One day last August, armed with a Profoto B10 Plus and Profoto Umbrella Deep White L, photographer Justin James Muir canoed out on Marsh Creek in Downingtown, Pennsylvania, to do a photo shoot. “Marsh Creek is a park I frequent, to go canoeing, kayaking and hiking,” Justin says. “That’s how I found this location. I was canoeing one day and came across it. It’s a hidden gem.”
The “hidden” part is what really spoke to Justin. It provided the opportunity to capture his model, Mei, in a scene that no one else had captured in the past. The idea of using the environment to reflect his subjects’ souls, is a defining factor of Justin’s work, whose photography career evolved from other creative pursuits ranging from working as an art director to a touring musician. After being gifted a camera he started shooting “everything and anything I could,” he says. But it was the intimacy of portraiture that really drew him in. “I enjoy working with people one on one and trying to bring out what I can in the person,” he muses.
From portraits of glamourous models to aging cowboys to Presbyterian pastors, there is an intimacy that draws you into each work. “My favorite thing people say about my work is that it's quiet and powerful,” he says. “I think by default I've kind of just shot in that direction without thinking about it and trying to.”
Of course, every shoot provides a particular challenge, and this one was the environment itself. But that also was what made it so ideal. “Since we had to canoe to this spot,” Justin says, “I knew that it was likely that no one else had ever shot there. I was really trying to capture Mei in a unique location.”
Justin also wanted to push the boundaries and see what could be done with just one light. “It was about testing the limits,” he says of the shoot. “Like in most of my shots I was trying to capture a quiet portrait.” And the B10 Plus’s portability made it the perfect choice for an adventure that included not just a canoe trip but standing waist deep in water to get the perfect shot. “It made it so much easier to travel light, have an easy set up and to just start shooting,” he says. “Also, when you are surrounded by water, having no power cord is an added bonus.”
To control and shape the light Justin used a Profoto white umbrella with a diffuser, which he loves for its true ease of use. “You are able to collapse and re-setup really quickly and in tough spots,” he notes. But, more importantly the use of the umbrella with the diffuser creates a softer light, which was ideal for the surrounding environment. “The quality of light mixes really well with natural light,” Justin explains. “It's a soft light that is easy to control.”

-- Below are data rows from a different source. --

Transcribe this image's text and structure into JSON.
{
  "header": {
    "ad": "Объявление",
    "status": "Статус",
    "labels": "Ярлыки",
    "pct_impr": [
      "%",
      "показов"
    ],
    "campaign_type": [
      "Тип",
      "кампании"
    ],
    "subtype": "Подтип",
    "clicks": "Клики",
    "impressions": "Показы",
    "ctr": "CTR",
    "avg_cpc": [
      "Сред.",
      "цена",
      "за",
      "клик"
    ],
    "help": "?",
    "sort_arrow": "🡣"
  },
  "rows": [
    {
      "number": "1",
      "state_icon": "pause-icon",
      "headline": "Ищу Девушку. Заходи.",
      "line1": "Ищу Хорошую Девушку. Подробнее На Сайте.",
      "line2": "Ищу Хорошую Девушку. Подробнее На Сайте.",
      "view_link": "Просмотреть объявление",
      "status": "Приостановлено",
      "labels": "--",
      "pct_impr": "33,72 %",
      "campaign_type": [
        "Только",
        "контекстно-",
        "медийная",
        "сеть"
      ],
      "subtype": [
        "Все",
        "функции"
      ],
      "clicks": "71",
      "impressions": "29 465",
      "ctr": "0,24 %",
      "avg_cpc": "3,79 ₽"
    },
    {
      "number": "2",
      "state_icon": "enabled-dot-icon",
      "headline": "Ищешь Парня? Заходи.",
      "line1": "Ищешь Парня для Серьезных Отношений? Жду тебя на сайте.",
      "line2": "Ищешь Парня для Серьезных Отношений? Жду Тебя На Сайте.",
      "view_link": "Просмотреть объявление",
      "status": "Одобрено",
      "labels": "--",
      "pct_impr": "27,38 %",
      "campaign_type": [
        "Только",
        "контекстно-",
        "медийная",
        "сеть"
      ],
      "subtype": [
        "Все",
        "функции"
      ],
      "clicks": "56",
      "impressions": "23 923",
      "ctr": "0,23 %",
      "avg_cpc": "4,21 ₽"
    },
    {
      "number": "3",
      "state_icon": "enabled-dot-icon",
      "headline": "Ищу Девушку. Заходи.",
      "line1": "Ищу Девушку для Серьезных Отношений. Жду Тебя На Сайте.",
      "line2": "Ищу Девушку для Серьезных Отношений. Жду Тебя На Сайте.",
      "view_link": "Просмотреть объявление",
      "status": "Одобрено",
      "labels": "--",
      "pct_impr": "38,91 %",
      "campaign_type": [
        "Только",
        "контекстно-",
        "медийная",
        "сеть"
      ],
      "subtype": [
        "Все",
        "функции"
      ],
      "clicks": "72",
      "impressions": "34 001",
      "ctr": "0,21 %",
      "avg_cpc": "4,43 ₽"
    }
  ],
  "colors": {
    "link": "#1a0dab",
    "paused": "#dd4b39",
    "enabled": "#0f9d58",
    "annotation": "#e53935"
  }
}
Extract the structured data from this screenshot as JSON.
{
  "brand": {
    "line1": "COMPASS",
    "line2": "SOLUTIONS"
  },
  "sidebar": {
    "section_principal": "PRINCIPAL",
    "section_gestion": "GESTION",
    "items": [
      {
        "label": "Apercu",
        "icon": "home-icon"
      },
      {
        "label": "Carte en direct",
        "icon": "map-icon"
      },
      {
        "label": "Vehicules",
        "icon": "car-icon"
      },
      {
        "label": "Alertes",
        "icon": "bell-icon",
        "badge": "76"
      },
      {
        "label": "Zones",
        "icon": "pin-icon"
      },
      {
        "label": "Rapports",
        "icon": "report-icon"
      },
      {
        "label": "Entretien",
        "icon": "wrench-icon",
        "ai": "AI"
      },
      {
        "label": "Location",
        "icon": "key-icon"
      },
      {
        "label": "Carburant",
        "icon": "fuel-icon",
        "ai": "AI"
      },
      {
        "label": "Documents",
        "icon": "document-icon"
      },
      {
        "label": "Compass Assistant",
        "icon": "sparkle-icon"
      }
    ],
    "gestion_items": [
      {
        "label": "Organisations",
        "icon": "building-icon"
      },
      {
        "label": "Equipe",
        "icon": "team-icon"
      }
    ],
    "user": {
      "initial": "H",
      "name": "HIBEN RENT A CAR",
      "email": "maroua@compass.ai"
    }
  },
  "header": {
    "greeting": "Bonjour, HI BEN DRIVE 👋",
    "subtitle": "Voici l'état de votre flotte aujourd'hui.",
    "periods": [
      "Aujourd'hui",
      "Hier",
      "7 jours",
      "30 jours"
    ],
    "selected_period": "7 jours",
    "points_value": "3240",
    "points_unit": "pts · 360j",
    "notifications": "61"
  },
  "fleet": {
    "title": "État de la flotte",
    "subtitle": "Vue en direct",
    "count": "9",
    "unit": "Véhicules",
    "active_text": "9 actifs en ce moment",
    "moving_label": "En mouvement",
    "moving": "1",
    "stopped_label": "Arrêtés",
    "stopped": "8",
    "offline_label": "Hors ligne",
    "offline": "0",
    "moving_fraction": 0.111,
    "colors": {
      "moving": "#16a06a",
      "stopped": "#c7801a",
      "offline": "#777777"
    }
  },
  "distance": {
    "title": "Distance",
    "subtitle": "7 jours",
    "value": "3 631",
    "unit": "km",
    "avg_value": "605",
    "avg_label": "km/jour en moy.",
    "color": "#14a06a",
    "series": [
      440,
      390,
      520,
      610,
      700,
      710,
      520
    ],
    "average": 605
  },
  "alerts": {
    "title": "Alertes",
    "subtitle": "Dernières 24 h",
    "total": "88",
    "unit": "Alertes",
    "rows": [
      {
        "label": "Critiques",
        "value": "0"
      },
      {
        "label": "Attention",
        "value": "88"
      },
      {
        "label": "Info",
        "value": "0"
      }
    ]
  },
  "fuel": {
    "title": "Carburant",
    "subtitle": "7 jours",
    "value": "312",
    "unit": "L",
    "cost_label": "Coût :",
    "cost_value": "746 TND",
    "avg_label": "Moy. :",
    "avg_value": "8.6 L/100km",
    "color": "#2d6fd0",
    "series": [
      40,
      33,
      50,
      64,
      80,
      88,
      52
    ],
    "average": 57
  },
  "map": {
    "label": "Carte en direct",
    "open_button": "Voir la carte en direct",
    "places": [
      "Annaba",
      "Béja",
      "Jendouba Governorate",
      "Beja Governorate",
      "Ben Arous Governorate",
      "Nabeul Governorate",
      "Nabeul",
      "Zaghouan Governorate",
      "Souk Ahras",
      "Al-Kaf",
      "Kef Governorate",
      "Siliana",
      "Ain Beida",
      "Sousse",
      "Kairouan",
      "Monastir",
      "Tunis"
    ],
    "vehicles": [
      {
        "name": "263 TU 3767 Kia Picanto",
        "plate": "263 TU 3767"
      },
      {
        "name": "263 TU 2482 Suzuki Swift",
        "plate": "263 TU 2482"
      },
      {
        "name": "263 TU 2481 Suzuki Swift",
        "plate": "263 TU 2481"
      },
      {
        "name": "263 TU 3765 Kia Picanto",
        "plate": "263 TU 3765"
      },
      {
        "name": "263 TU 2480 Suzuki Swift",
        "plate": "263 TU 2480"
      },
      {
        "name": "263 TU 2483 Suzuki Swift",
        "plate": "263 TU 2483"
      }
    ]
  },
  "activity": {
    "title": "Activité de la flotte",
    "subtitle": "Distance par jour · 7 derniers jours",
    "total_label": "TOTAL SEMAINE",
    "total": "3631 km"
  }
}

The final result: a striking portrait collection in which both Mei and Marsh Creek emit a sense of the ethereal. There is an underlying magic in which Mei is part of the environment and the environment is part of her. Which is what Justin’s ultimate goal was: “I wanted the mood of the model and location to reflect each other.”